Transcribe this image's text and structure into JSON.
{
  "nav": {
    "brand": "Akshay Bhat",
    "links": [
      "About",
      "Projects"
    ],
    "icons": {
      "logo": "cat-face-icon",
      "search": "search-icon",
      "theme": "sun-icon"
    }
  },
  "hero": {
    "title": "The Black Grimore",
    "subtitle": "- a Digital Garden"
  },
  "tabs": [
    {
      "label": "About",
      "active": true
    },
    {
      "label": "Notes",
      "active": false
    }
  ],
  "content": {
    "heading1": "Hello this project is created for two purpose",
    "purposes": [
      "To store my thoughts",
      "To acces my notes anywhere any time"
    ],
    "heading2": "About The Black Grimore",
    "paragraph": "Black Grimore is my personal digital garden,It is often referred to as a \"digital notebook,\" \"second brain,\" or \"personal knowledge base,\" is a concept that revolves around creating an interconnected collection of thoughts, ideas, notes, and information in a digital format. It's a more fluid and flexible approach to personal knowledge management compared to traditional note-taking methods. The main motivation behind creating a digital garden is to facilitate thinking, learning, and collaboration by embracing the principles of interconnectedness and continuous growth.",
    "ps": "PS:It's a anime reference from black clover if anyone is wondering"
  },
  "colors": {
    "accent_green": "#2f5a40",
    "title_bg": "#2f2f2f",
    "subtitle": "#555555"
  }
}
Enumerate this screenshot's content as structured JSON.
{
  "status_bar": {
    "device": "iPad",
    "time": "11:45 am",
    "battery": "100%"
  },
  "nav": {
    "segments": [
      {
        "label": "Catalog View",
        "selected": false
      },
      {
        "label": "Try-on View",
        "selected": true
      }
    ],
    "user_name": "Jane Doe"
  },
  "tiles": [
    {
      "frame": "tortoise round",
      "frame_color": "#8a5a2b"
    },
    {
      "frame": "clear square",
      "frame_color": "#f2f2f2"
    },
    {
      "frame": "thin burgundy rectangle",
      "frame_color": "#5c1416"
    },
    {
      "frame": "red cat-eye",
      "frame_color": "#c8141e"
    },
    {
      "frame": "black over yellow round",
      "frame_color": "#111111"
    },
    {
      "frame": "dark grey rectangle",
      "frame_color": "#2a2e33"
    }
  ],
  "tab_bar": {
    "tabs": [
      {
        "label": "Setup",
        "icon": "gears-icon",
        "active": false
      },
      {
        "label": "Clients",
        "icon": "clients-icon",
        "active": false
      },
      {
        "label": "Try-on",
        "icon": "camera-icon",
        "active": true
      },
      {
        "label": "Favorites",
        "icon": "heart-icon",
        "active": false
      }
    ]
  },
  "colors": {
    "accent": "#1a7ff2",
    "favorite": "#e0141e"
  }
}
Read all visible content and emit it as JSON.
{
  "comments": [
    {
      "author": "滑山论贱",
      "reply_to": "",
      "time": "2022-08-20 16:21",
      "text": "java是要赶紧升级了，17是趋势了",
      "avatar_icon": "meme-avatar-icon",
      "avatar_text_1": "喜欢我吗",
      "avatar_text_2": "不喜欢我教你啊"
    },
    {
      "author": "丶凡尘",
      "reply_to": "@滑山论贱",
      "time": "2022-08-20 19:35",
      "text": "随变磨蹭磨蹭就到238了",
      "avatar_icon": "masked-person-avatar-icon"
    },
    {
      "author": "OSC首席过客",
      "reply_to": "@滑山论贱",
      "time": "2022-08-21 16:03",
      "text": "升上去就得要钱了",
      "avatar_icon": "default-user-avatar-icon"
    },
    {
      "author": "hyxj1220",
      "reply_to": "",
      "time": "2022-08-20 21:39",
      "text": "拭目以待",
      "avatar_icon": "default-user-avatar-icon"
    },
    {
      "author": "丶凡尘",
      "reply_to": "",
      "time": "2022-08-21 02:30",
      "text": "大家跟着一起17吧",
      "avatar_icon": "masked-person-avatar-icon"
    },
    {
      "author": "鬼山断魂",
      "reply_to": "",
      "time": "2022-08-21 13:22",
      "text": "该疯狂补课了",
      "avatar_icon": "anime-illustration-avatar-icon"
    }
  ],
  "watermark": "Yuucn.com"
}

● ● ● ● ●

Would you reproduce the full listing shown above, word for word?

Transcribe this image's text and structure into JSON.
{
  "nav": {
    "brand": "Akshay Bhat",
    "links": [
      "About",
      "Projects"
    ],
    "icons": {
      "logo": "cat-face-icon",
      "search": "search-icon",
      "theme": "sun-icon"
    }
  },
  "hero": {
    "title": "The Black Grimore",
    "subtitle": "- a Digital Garden"
  },
  "tabs": [
    {
      "label": "About",
      "active": true
    },
    {
      "label": "Notes",
      "active": false
    }
  ],
  "content": {
    "heading1": "Hello this project is created for two purpose",
    "purposes": [
      "To store my thoughts",
      "To acces my notes anywhere any time"
    ],
    "heading2": "About The Black Grimore",
    "paragraph": "Black Grimore is my personal digital garden,It is often referred to as a \"digital notebook,\" \"second brain,\" or \"personal knowledge base,\" is a concept that revolves around creating an interconnected collection of thoughts, ideas, notes, and information in a digital format. It's a more fluid and flexible approach to personal knowledge management compared to traditional note-taking methods. The main motivation behind creating a digital garden is to facilitate thinking, learning, and collaboration by embracing the principles of interconnectedness and continuous growth.",
    "ps": "PS:It's a anime reference from black clover if anyone is wondering"
  },
  "colors": {
    "accent_green": "#2f5a40",
    "title_bg": "#2f2f2f",
    "subtitle": "#555555"
  }
}
Enumerate this screenshot's content as structured JSON.
{
  "status_bar": {
    "device": "iPad",
    "time": "11:45 am",
    "battery": "100%"
  },
  "nav": {
    "segments": [
      {
        "label": "Catalog View",
        "selected": false
      },
      {
        "label": "Try-on View",
        "selected": true
      }
    ],
    "user_name": "Jane Doe"
  },
  "tiles": [
    {
      "frame": "tortoise round",
      "frame_color": "#8a5a2b"
    },
    {
      "frame": "clear square",
      "frame_color": "#f2f2f2"
    },
    {
      "frame": "thin burgundy rectangle",
      "frame_color": "#5c1416"
    },
    {
      "frame": "red cat-eye",
      "frame_color": "#c8141e"
    },
    {
      "frame": "black over yellow round",
      "frame_color": "#111111"
    },
    {
      "frame": "dark grey rectangle",
      "frame_color": "#2a2e33"
    }
  ],
  "tab_bar": {
    "tabs": [
      {
        "label": "Setup",
        "icon": "gears-icon",
        "active": false
      },
      {
        "label": "Clients",
        "icon": "clients-icon",
        "active": false
      },
      {
        "label": "Try-on",
        "icon": "camera-icon",
        "active": true
      },
      {
        "label": "Favorites",
        "icon": "heart-icon",
        "active": false
      }
    ]
  },
  "colors": {
    "accent": "#1a7ff2",
    "favorite": "#e0141e"
  }
}
Read all visible content and emit it as JSON.
{
  "comments": [
    {
      "author": "滑山论贱",
      "reply_to": "",
      "time": "2022-08-20 16:21",
      "text": "java是要赶紧升级了，17是趋势了",
      "avatar_icon": "meme-avatar-icon",
      "avatar_text_1": "喜欢我吗",
      "avatar_text_2": "不喜欢我教你啊"
    },
    {
      "author": "丶凡尘",
      "reply_to": "@滑山论贱",
      "time": "2022-08-20 19:35",
      "text": "随变磨蹭磨蹭就到238了",
      "avatar_icon": "masked-person-avatar-icon"
    },
    {
      "author": "OSC首席过客",
      "reply_to": "@滑山论贱",
      "time": "2022-08-21 16:03",
      "text": "升上去就得要钱了",
      "avatar_icon": "default-user-avatar-icon"
    },
    {
      "author": "hyxj1220",
      "reply_to": "",
      "time": "2022-08-20 21:39",
      "text": "拭目以待",
      "avatar_icon": "default-user-avatar-icon"
    },
    {
      "author": "丶凡尘",
      "reply_to": "",
      "time": "2022-08-21 02:30",
      "text": "大家跟着一起17吧",
      "avatar_icon": "masked-person-avatar-icon"
    },
    {
      "author": "鬼山断魂",
      "reply_to": "",
      "time": "2022-08-21 13:22",
      "text": "该疯狂补课了",
      "avatar_icon": "anime-illustration-avatar-icon"
    }
  ],
  "watermark": "Yuucn.com"
}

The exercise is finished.